- canned and bottled fish, crustaceans and molluscs
- emulsified sauces
UK Food Standards Agency
Categorized in “Others” (7)
Food Standards Australia New Zealand
In Australia and New Zealand with the code number 385. (8)
Functional Class: food additives, preservative, sequestrant. (9)
Acceptable daily intake: ADI of 2.5mg/kg was set in 1973. (10)
It is common that consumers have health concerns about whether calcium disodium EDTA is bad for our health and what are the possible health risks. It is generally considered safe but too much consumption may lead to mineral deficiencies.
As it can chelate metal ions such as iron, zinc, copper in the human body, the large dosage may cause vomiting, diarrhea and abdominal pain.
Is it natural?
No, obviously it is a synthetic preservative.
Is it vegan?
Yes, it is vegan as the raw materials disodium EDTA, calcium carbonate or calcium chloride are all from mineral sources instead of animal-derived. So it is vegan and suitable to add in the diet of vegetarians.
Is it dairy free?
Yes, it does not contain dairy as the calcium comes from limestone instead of animal sources. So people who’re lactose intolerance or with milk allergy can eat the food with it.
Is it Halal?
Yes, it is generally recognised as halal as it is permitted under the Islamic Law and fulfill the conditions of Halal. And we can find some manufacturers certificated with MUI halal.
Is it Kosher?
Yes, it is kosher pareve. E385 has met all the “kashruth” requirements and can be certified as kosher.

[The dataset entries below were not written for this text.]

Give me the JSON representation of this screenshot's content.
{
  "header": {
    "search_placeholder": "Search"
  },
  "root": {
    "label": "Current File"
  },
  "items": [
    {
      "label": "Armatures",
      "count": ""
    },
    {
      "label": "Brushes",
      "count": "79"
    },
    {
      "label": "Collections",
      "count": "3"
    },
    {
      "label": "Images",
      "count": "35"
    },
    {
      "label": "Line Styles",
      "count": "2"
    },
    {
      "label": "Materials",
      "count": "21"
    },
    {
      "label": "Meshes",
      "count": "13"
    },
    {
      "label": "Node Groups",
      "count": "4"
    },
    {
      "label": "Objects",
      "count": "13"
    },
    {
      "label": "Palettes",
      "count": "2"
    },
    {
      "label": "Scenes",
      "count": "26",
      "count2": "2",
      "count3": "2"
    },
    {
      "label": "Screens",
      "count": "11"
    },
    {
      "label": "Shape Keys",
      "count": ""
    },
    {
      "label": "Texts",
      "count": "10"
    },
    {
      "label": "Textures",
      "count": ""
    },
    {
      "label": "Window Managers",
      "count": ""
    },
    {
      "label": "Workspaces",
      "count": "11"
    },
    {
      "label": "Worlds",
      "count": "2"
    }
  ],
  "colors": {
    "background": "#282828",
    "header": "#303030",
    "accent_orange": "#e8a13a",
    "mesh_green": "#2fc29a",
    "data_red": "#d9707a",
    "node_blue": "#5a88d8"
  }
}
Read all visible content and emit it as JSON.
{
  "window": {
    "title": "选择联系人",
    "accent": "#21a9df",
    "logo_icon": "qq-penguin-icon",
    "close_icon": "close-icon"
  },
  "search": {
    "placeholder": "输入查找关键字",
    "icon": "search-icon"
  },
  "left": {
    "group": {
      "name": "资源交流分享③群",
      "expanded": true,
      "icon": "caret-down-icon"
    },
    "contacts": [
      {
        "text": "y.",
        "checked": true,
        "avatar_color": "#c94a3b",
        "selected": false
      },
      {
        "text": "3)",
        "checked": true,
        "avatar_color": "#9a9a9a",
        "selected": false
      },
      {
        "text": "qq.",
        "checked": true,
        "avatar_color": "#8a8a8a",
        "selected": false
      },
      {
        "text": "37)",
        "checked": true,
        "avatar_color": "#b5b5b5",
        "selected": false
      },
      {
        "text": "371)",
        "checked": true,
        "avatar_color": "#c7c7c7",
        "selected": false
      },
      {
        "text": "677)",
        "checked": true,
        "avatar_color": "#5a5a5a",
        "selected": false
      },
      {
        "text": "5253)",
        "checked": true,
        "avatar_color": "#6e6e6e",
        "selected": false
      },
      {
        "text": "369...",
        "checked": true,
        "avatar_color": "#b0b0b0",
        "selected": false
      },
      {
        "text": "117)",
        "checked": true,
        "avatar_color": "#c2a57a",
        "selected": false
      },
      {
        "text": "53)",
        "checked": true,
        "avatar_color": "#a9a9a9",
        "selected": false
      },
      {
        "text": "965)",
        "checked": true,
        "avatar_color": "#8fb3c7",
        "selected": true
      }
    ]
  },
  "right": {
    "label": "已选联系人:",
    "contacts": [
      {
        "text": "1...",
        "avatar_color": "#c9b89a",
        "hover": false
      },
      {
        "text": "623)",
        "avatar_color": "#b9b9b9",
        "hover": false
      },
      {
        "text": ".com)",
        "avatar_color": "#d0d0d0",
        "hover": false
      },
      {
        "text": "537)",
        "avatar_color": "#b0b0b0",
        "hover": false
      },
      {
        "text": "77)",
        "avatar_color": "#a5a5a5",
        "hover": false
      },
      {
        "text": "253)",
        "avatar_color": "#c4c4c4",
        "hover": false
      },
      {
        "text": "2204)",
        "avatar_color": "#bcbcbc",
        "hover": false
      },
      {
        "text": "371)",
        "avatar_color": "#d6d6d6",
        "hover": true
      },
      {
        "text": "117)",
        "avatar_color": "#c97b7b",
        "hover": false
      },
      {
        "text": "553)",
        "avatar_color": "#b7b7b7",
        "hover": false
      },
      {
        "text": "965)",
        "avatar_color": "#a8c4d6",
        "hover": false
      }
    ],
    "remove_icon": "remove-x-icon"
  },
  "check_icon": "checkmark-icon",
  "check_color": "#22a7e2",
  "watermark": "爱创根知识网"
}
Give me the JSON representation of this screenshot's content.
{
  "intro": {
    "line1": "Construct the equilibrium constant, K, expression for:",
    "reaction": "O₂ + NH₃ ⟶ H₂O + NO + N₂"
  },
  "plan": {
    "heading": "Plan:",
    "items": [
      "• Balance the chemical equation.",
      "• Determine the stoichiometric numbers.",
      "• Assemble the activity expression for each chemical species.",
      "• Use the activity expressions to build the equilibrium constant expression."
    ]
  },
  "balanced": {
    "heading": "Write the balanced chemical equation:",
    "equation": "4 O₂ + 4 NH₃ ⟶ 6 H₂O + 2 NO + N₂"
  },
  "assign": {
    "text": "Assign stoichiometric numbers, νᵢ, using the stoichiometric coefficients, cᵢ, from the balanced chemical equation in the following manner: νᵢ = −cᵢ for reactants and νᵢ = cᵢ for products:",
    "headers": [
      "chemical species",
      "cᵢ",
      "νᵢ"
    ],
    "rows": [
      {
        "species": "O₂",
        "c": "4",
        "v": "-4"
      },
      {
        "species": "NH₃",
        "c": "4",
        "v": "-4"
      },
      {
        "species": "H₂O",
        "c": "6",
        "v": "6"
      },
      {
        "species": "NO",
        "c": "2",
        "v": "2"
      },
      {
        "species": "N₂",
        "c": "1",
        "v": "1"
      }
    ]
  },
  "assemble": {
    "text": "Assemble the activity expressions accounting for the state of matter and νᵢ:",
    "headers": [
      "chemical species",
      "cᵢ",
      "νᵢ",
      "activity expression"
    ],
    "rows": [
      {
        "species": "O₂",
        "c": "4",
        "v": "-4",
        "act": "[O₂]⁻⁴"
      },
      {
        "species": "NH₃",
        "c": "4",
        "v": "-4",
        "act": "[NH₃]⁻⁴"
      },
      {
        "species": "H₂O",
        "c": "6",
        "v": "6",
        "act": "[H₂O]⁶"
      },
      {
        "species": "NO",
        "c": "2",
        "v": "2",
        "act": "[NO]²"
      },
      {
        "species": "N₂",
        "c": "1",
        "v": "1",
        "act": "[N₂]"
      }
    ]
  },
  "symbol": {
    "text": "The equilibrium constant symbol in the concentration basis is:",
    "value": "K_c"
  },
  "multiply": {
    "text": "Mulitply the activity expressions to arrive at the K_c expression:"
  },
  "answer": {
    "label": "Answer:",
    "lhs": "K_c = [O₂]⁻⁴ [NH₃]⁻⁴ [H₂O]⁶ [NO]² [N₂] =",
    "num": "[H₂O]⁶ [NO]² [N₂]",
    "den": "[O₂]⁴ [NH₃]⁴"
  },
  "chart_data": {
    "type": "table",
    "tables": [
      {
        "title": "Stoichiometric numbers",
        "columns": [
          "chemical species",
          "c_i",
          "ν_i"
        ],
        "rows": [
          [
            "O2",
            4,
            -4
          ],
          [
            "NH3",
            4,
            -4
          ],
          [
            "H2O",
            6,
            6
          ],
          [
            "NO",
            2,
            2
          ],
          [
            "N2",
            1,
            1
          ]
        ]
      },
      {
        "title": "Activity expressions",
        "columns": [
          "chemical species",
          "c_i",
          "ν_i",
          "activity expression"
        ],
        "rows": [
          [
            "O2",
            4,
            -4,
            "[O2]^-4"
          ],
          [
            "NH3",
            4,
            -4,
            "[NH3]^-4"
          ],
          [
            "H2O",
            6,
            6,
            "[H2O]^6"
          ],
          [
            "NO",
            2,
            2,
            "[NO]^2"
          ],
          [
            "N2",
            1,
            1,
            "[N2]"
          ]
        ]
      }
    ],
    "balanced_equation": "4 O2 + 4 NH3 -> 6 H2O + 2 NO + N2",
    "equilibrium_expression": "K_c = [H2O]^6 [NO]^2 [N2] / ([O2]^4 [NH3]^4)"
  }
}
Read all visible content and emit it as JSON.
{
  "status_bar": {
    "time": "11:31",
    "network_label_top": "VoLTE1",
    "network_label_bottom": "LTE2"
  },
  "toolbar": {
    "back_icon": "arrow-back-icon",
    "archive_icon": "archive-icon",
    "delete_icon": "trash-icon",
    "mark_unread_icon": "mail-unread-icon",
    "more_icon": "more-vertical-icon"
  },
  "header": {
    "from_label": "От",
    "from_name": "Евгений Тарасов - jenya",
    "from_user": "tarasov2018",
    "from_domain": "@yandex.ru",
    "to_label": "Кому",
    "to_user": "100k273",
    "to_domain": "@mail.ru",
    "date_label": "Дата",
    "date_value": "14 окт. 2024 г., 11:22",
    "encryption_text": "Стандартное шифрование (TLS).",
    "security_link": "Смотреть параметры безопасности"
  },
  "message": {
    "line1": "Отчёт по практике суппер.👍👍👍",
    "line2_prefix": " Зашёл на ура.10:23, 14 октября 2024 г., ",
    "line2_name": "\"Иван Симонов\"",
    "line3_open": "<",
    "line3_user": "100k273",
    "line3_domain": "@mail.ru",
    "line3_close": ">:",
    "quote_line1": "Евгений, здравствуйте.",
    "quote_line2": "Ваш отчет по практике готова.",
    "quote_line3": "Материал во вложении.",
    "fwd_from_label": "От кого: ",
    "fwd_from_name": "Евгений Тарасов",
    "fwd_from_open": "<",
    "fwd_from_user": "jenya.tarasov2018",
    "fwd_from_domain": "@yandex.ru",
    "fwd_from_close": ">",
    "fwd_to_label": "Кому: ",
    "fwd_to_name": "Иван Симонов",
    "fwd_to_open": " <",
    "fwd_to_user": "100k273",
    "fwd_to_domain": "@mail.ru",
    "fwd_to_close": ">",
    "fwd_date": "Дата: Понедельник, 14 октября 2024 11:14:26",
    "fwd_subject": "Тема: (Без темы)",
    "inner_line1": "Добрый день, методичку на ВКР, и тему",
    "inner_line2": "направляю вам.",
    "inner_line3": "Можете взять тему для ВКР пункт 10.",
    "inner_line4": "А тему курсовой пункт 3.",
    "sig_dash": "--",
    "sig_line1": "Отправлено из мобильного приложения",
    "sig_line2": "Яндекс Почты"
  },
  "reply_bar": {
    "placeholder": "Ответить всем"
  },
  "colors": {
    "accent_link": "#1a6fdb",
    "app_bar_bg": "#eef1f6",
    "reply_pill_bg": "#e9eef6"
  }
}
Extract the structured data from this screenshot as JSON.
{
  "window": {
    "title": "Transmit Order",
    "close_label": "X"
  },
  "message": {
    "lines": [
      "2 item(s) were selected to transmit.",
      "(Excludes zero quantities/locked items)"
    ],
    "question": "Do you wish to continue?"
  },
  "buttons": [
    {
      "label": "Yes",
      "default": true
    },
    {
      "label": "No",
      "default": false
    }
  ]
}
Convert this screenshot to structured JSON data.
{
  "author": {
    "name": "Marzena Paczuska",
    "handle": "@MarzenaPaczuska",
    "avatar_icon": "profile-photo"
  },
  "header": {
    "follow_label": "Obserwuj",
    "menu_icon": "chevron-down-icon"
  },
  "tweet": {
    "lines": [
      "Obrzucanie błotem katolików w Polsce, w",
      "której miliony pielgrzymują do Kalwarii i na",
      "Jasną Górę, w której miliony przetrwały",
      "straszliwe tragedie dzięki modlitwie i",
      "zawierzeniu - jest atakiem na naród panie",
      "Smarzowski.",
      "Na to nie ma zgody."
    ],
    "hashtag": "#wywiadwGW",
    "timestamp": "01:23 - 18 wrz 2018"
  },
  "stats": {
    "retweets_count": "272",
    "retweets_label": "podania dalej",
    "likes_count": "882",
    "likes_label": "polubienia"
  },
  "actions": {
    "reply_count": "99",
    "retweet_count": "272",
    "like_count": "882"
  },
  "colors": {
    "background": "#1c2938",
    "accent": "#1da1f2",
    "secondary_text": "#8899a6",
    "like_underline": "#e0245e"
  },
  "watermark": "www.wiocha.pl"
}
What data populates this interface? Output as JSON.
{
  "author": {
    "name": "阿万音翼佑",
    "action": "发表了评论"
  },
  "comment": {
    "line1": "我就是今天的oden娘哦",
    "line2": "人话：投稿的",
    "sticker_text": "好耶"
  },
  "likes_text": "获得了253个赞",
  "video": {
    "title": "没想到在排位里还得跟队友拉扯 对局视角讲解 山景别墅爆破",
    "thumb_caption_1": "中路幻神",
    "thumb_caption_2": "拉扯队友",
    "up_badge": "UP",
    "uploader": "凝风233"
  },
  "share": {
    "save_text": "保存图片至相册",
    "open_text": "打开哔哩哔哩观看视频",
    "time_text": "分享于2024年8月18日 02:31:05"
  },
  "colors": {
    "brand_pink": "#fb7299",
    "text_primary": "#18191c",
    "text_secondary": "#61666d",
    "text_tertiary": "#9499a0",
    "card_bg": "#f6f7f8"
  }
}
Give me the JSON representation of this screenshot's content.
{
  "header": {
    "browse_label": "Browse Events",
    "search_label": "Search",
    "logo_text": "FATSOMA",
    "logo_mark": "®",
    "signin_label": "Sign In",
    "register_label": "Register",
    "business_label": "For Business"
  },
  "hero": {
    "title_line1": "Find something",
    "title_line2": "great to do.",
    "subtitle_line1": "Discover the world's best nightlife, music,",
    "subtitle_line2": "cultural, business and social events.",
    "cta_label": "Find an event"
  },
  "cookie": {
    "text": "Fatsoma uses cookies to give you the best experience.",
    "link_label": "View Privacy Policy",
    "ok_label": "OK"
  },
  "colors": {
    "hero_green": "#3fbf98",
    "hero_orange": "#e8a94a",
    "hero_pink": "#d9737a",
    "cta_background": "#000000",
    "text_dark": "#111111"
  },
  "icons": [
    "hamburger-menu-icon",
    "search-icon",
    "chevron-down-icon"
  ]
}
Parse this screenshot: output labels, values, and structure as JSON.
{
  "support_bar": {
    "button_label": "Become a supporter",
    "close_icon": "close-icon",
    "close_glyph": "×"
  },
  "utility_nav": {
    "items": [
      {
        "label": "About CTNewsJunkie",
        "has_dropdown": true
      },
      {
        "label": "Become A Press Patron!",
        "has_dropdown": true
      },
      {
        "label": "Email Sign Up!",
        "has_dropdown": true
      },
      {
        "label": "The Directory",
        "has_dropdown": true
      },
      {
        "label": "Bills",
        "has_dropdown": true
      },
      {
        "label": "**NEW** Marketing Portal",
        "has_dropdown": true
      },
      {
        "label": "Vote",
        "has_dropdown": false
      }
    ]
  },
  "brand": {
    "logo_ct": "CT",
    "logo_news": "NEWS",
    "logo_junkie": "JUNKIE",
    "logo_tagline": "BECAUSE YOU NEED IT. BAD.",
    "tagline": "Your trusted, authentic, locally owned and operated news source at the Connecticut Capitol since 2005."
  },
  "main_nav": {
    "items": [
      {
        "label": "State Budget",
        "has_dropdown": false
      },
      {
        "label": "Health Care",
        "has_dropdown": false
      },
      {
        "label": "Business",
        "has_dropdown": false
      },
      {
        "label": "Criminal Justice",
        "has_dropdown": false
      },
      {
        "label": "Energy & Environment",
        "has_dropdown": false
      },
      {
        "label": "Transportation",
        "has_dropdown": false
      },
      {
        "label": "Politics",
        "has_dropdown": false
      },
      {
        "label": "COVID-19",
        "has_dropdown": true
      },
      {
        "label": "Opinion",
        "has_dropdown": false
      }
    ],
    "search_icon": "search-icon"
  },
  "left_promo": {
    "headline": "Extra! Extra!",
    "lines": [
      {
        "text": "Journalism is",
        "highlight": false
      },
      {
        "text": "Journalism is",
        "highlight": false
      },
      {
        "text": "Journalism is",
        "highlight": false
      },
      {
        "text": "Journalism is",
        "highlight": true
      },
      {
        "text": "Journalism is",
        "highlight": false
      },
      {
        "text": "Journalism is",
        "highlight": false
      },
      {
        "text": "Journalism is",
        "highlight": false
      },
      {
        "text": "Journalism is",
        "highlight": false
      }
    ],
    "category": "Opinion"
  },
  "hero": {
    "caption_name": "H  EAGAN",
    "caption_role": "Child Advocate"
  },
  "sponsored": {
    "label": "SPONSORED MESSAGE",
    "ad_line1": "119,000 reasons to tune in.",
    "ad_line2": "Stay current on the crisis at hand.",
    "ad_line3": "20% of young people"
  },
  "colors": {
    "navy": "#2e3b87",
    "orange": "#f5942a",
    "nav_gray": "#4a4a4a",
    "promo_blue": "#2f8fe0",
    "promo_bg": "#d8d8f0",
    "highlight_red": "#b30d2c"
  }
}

Is it gluten free?
Yes, it is typically gluten-free and people with celiacs can eat it. It is an ingredient commonly found in both gluten-free and gluten-containing food labels. The manufacturing process complies with the FDA’s definition of gluten free, that it does not contain wheat, rye, barley, or crossbreeds of these grains.
Calcium disodium edta vs disodium edta?
Both are chelating agents but are often mistaken for each other as simply referred to EDTA.
Following are the differences:
- Food uses: calcium disodium EDTA is the only EDTA derivative approved in food use by the EU, with the E number E385. However, in the USA, both are authorized with similar applications by the FDA.
- Safety: calcium disodium EDTA seems to be safer than disodium EDTA. Calcium disodium EDTA can be used to treat lead poisoning while disodium EDTA cannot as it will lead to hypocalcemia and possibly fatal tetany, and may also cause nephrotoxicity. (11)
Now you may have a good knowledge of the food additive – calcium disodium EDTA (E385), from its production, uses, approved safety, possible side effects and some FAQs such as is it vegan, gluten free, dairy free, synthetic or natural and the comparison with disodium EDTA.
What kinds of food packaging have you found this ingredient in? Let me know in the comments.